MiWay Insurance has put together some handy tips to help you keep your festive finances in check:

– Decrease your debt: Beating the budgeting blues requires a conscious effort to cut back, clear and measurable outcomes, and an understanding of exactly what you are saving for.

– Gradually work your way out of debt by prioritising paying off as much debt as you can each month, instead of the minimum amount payable. If you’re lucky enough to get an annual bonus or a 13th cheque, use the cash wisely by paying off your loans, making an investment or putting some aside for a rainy day.

– Curb holiday spending. While it’s likely that you will spend more than you might in other months, it’s vital that you take stock of exactly what you have available to you, and revise your budget to accommodate extra expenses, rather than simply writing December off as “one of those things”.

– You can dial down the debt by employing alternative gifting strategies, like Secret Santa systems, which require each person to buy just one present, rather than a wide array of costly gifts.

– To avoid temptation, consider taking your shopping online, where the shiniest new gadgets and tempting toys aren’t on full display to deter you from your carefully crafted list.

Government in negotiations with the banking sector to encourage it to reduce transaction fees to foster savings particularly among the poor, said the deputy minster Nhlanhla Nene. We are looking to take a picture inside your bank of a clients hands doing a by Simphiwe Mbokazi 453 credit card visa debt bank

Say no to credit. In the run-up to Christmas, there are plenty of enticing credit and “no deposit” deals that can tempt you into splashing out on expensive gifts you can’t really afford. But in the long run, credit leaves you with a higher price to pay and costs you more in interest repayments over the longer term. Rather say no to credit and stick to items you can afford. Carry cash as much as possible, as counting every cent makes you think twice about spending impulsively. Draw out your weekly budget from the ATM to make unnecessary and excessive spending a little less easy.

– Plan ahead.
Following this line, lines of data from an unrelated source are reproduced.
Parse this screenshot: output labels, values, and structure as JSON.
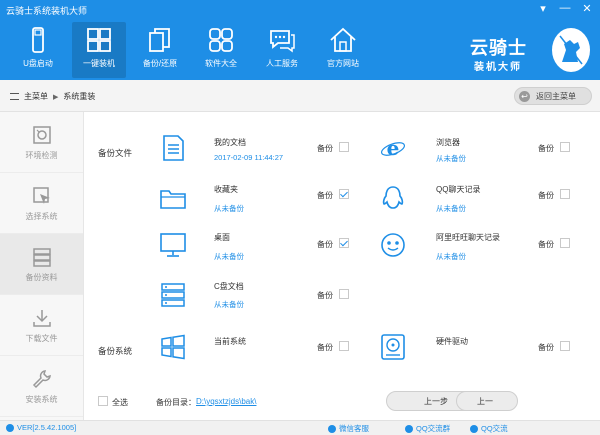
{
  "window": {
    "title": "云骑士系统装机大师",
    "controls": [
      "▾",
      "—",
      "✕"
    ]
  },
  "nav": [
    {
      "label": "U盘启动",
      "icon": "usb-drive-icon"
    },
    {
      "label": "一键装机",
      "icon": "windows-logo-icon",
      "active": true
    },
    {
      "label": "备份/还原",
      "icon": "copy-icon"
    },
    {
      "label": "软件大全",
      "icon": "apps-grid-icon"
    },
    {
      "label": "人工服务",
      "icon": "chat-icon"
    },
    {
      "label": "官方网站",
      "icon": "home-icon"
    }
  ],
  "logo": {
    "title": "云骑士",
    "subtitle": "装机大师"
  },
  "breadcrumb": {
    "root": "主菜单",
    "current": "系统重装"
  },
  "back_button": "返回主菜单",
  "sidebar": [
    {
      "label": "环境检测",
      "icon": "env-check-icon"
    },
    {
      "label": "选择系统",
      "icon": "cursor-select-icon"
    },
    {
      "label": "备份资料",
      "icon": "database-icon",
      "active": true
    },
    {
      "label": "下载文件",
      "icon": "download-icon"
    },
    {
      "label": "安装系统",
      "icon": "wrench-icon"
    }
  ],
  "backup_files": {
    "section_label": "备份文件",
    "backup_label": "备份",
    "items": [
      {
        "name": "我的文档",
        "sub": "2017-02-09 11:44:27",
        "checked": false,
        "icon": "document-icon"
      },
      {
        "name": "浏览器",
        "sub": "从未备份",
        "checked": false,
        "icon": "ie-browser-icon"
      },
      {
        "name": "收藏夹",
        "sub": "从未备份",
        "checked": true,
        "icon": "folder-icon"
      },
      {
        "name": "QQ聊天记录",
        "sub": "从未备份",
        "checked": false,
        "icon": "qq-penguin-icon"
      },
      {
        "name": "桌面",
        "sub": "从未备份",
        "checked": true,
        "icon": "monitor-icon"
      },
      {
        "name": "阿里旺旺聊天记录",
        "sub": "从未备份",
        "checked": false,
        "icon": "wangwang-icon"
      },
      {
        "name": "C盘文档",
        "sub": "从未备份",
        "checked": false,
        "icon": "drive-stack-icon"
      }
    ]
  },
  "backup_system": {
    "section_label": "备份系统",
    "items": [
      {
        "name": "当前系统",
        "checked": false,
        "icon": "windows-logo-icon"
      },
      {
        "name": "硬件驱动",
        "checked": false,
        "icon": "hard-disk-icon"
      }
    ]
  },
  "bottom": {
    "select_all": "全选",
    "dir_label": "备份目录：",
    "dir_path": "D:\\yqsxtzjds\\bak\\",
    "prev_button": "上一步",
    "next_button": "上一"
  },
  "status": {
    "version": "VER[2.5.42.1005]",
    "links": [
      "微信客服",
      "QQ交流群",
      "QQ交流"
    ]
  },
  "colors": {
    "accent": "#1e8ee6"
  }
}
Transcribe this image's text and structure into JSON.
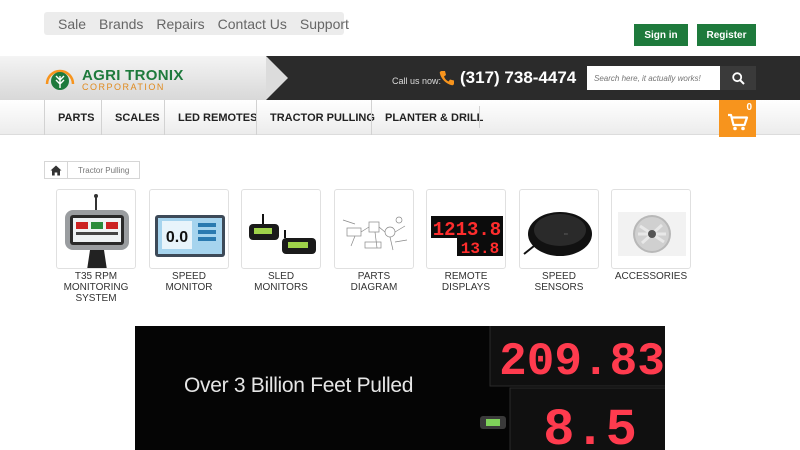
{
  "topnav": {
    "links": [
      "Sale",
      "Brands",
      "Repairs",
      "Contact Us",
      "Support"
    ]
  },
  "account": {
    "signin_label": "Sign in",
    "register_label": "Register"
  },
  "header": {
    "brand_name": "AGRI TRONIX",
    "brand_sub": "CORPORATION",
    "callus_label": "Call us now:",
    "phone": "(317) 738-4474",
    "search_placeholder": "Search here, it actually works!"
  },
  "catnav": {
    "items": [
      "PARTS",
      "SCALES",
      "LED REMOTES",
      "TRACTOR PULLING",
      "PLANTER & DRILL"
    ],
    "cart_count": "0"
  },
  "breadcrumb": {
    "current": "Tractor Pulling"
  },
  "tiles": [
    {
      "label": "T35 RPM MONITORING SYSTEM",
      "icon": "rpm-monitor-image"
    },
    {
      "label": "SPEED MONITOR",
      "icon": "speed-monitor-image"
    },
    {
      "label": "SLED MONITORS",
      "icon": "sled-monitors-image"
    },
    {
      "label": "PARTS DIAGRAM",
      "icon": "parts-diagram-image"
    },
    {
      "label": "REMOTE DISPLAYS",
      "icon": "remote-displays-image"
    },
    {
      "label": "SPEED SENSORS",
      "icon": "speed-sensor-image"
    },
    {
      "label": "ACCESSORIES",
      "icon": "accessories-image"
    }
  ],
  "tile_images": {
    "speed_readout": "0.0",
    "remote_top": "1213.8",
    "remote_bottom": "13.8"
  },
  "banner": {
    "headline": "Over 3 Billion Feet Pulled",
    "display_top": "209.83",
    "display_bottom": "8.5"
  },
  "colors": {
    "brand_green": "#1e7a3c",
    "accent_orange": "#f7941d",
    "header_dark": "#2b2b2b",
    "led_red": "#ff3b4e"
  }
}
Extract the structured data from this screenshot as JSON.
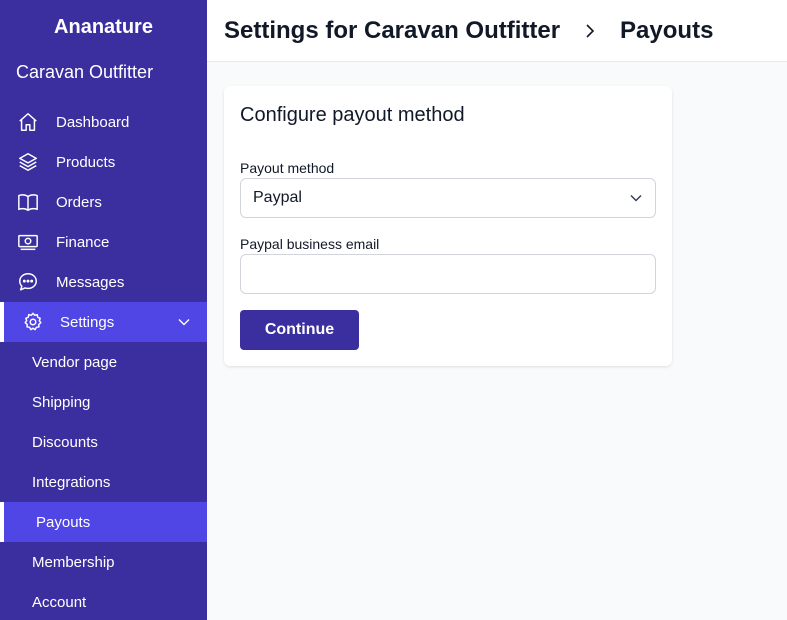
{
  "sidebar": {
    "brand": "Ananature",
    "store_name": "Caravan Outfitter",
    "items": [
      {
        "label": "Dashboard",
        "icon": "home-icon"
      },
      {
        "label": "Products",
        "icon": "layers-icon"
      },
      {
        "label": "Orders",
        "icon": "book-icon"
      },
      {
        "label": "Finance",
        "icon": "banknote-icon"
      },
      {
        "label": "Messages",
        "icon": "chat-icon"
      },
      {
        "label": "Settings",
        "icon": "gear-icon",
        "expanded": true
      }
    ],
    "sub_items": [
      {
        "label": "Vendor page"
      },
      {
        "label": "Shipping"
      },
      {
        "label": "Discounts"
      },
      {
        "label": "Integrations"
      },
      {
        "label": "Payouts",
        "active": true
      },
      {
        "label": "Membership"
      },
      {
        "label": "Account"
      }
    ],
    "colors": {
      "background": "#3b2fa0",
      "active": "#4f46e5"
    }
  },
  "header": {
    "title": "Settings for Caravan Outfitter",
    "current": "Payouts"
  },
  "card": {
    "title": "Configure payout method",
    "payout_method_label": "Payout method",
    "payout_method_value": "Paypal",
    "email_label": "Paypal business email",
    "email_value": "",
    "email_placeholder": "",
    "continue_label": "Continue"
  }
}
Planning your festive season well in advance will not only save you money, but it will ensure that you start 2022 on a strong financial foot.

Important Contact Details

SA Police Service: 10111

Childline: 08000 55555

Domestic Abuse Helpline: 0800 428 428

Lifeline: 0861 322 322

The Saturday Star